(Data records for software interfaces)
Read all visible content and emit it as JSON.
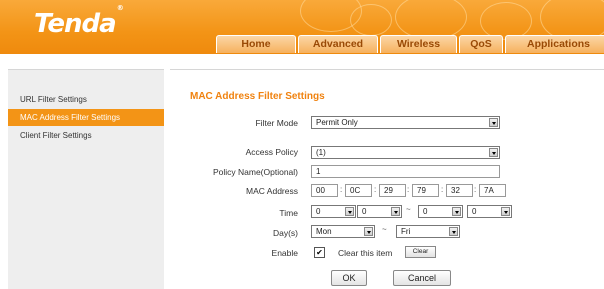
{
  "header": {
    "logo": "Tenda",
    "logo_mark": "®",
    "tabs": [
      {
        "label": "Home"
      },
      {
        "label": "Advanced"
      },
      {
        "label": "Wireless"
      },
      {
        "label": "QoS"
      },
      {
        "label": "Applications"
      }
    ]
  },
  "sidebar": {
    "items": [
      {
        "label": "URL Filter Settings"
      },
      {
        "label": "MAC Address Filter Settings"
      },
      {
        "label": "Client Filter Settings"
      }
    ],
    "active_index": 1
  },
  "form": {
    "title": "MAC Address Filter Settings",
    "filter_mode": {
      "label": "Filter Mode",
      "value": "Permit Only"
    },
    "access_policy": {
      "label": "Access Policy",
      "value": "(1)"
    },
    "policy_name": {
      "label": "Policy Name(Optional)",
      "value": "1"
    },
    "mac": {
      "label": "MAC Address",
      "octets": [
        "00",
        "0C",
        "29",
        "79",
        "32",
        "7A"
      ],
      "separator": ":"
    },
    "time": {
      "label": "Time",
      "values": [
        "0",
        "0",
        "0",
        "0"
      ],
      "range_separator": "~"
    },
    "days": {
      "label": "Day(s)",
      "from": "Mon",
      "to": "Fri",
      "range_separator": "~"
    },
    "enable": {
      "label": "Enable",
      "checked": true,
      "check_mark": "✔",
      "clear_text": "Clear this item",
      "clear_button": "Clear"
    },
    "ok_label": "OK",
    "cancel_label": "Cancel"
  },
  "colors": {
    "brand": "#f39416",
    "title": "#f0820f",
    "sidebar_bg": "#eeeeee"
  }
}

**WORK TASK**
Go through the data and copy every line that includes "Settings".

**RESPONSE TO THE EXERCISE**
        "label": "URL Filter Settings"
        "label": "MAC Address Filter Settings"
        "label": "Client Filter Settings"
    "title": "MAC Address Filter Settings",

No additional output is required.